weather in may
May is mostly mild with the potential of temperatures at or below freezing. The east side of Rocky Mountain National Park at Estes Park (7,500 feet) has less snow but still has cold temperatures even at lower elevations. The west side of the park at Grand Lake (8,300 feet) has more snow, but less wind. In Estes Park in May, you can expect a high of 60ºF (15ºC), and low of 35ºF (1ºC), and an average snowfall of 0.5 inches. At Grand Lake in May, there is a high of 58ºF (14ºC) and 27ºF (-2ºC) and an average snowfall of 2.3 inches.
JOIN A GUIDED COLORADO HIKING ADVENTURE
Rocky Mountain National Park is home to some of the most epic and amazing hiking vacations in the world. Wildland Trekking offers trips with the best of Rocky Mountain: waterfalls, mountains, views, wildlife, solitude, adventure, and fascinating natural and cultural interpretation.
Guided Rocky Mountain treks are all-inclusive which covers permits; local transportation (excluded on certain tours); meals; equipment; safety systems and professional hiking/wilderness guides; all of which allow visitors to maximize their time in Rocky Mountain and focus entirely on enjoying the Park.
ROCKY MOUNTAIN ADVENTURE TOURS
- GUIDED BACKPACKING ADVENTURES: these are for people interested in an authentic Rocky Mountain adventure away from the roads and crowds.
- PORTERED & LLAMA TRIPS: on these innovative trips, guests hike with light day packs and camp near stunning backcountry locations.
- INN-BASED PACKAGES: these tours are all-inclusive packages with lodging, amazing daily hikes, expert guides, meals, transportation, and more!
- CAMPING-BASED HIKING PACKAGES: camping-based hiking packages provide all-around hiking experiences of Rocky Mountain on wonderful outdoor vacations.
- DAY HIKE TOURS: maximize your day in Rocky Mountain on a fully guided, award-winning hiking tour on one of the Park’s best trails.
About the Author
Erin McCarthy is a freelance writer and former Colgate University Outdoor Education Leader.
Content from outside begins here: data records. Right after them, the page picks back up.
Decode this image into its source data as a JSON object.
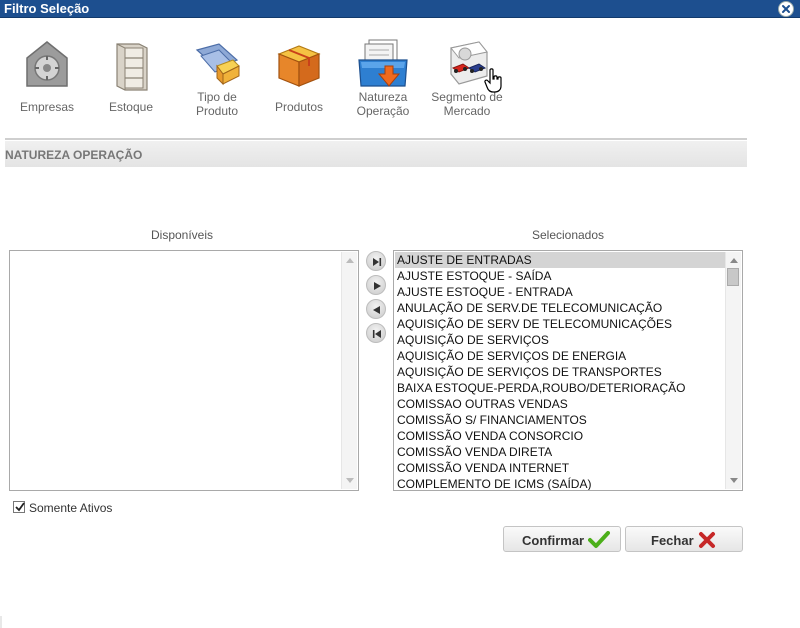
{
  "window": {
    "title": "Filtro Seleção"
  },
  "toolbar": {
    "items": [
      {
        "label": "Empresas",
        "icon": "safe-icon"
      },
      {
        "label": "Estoque",
        "icon": "shelf-icon"
      },
      {
        "label": "Tipo de Produto",
        "icon": "folder-box-icon"
      },
      {
        "label": "Produtos",
        "icon": "package-icon"
      },
      {
        "label": "Natureza Operação",
        "icon": "documents-tray-icon"
      },
      {
        "label": "Segmento de Mercado",
        "icon": "market-segment-icon"
      }
    ]
  },
  "section": {
    "title": "NATUREZA OPERAÇÃO"
  },
  "lists": {
    "available_header": "Disponíveis",
    "selected_header": "Selecionados",
    "available_items": [],
    "selected_items": [
      "AJUSTE DE ENTRADAS",
      "AJUSTE ESTOQUE - SAÍDA",
      "AJUSTE ESTOQUE - ENTRADA",
      "ANULAÇÃO DE SERV.DE TELECOMUNICAÇÃO",
      "AQUISIÇÃO DE SERV DE TELECOMUNICAÇÕES",
      "AQUISIÇÃO DE SERVIÇOS",
      "AQUISIÇÃO DE SERVIÇOS DE ENERGIA",
      "AQUISIÇÃO DE SERVIÇOS DE TRANSPORTES",
      "BAIXA ESTOQUE-PERDA,ROUBO/DETERIORAÇÃO",
      "COMISSAO OUTRAS VENDAS",
      "COMISSÃO S/ FINANCIAMENTOS",
      "COMISSÃO VENDA CONSORCIO",
      "COMISSÃO VENDA DIRETA",
      "COMISSÃO VENDA INTERNET",
      "COMPLEMENTO DE ICMS (SAÍDA)"
    ],
    "highlighted_index": 0
  },
  "options": {
    "somente_ativos_label": "Somente Ativos",
    "somente_ativos_checked": true
  },
  "buttons": {
    "confirm_label": "Confirmar",
    "close_label": "Fechar"
  },
  "colors": {
    "titlebar": "#1d4f8f",
    "confirm_icon": "#4caf1a",
    "close_icon": "#c62828"
  }
}
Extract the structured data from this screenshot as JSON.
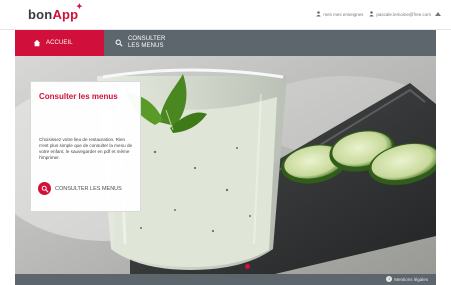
{
  "brand": {
    "logo_main": "bon",
    "logo_accent": "App"
  },
  "header": {
    "profile_link": "mes mes enseignes",
    "email_link": "pascale.lemoine@free.com"
  },
  "nav": {
    "home_label": "ACCUEIL",
    "menu_label": "Consulter les MENUS"
  },
  "card": {
    "title": "Consulter les menus",
    "description": "Choisissez votre lieu de restauration. Rien n'est plus simple que de consulter la menu de votre enfant, le sauvegarder en pdf et même l'imprimer.",
    "button_label": "CONSULTER LES MENUS"
  },
  "footer": {
    "legal_link": "Mentions légales"
  },
  "colors": {
    "accent": "#d0103a",
    "nav": "#5d656d",
    "text": "#444444"
  },
  "icons": {
    "home": "home-icon",
    "search": "search-icon",
    "user": "user-icon",
    "caret": "caret-up-icon",
    "info": "info-icon"
  }
}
When Erin isn’t writing, she is exploring the mountains and rivers of the Greater Yellowstone Ecosystem. You can view her complete portfolio at www.erinannmccarthy.com.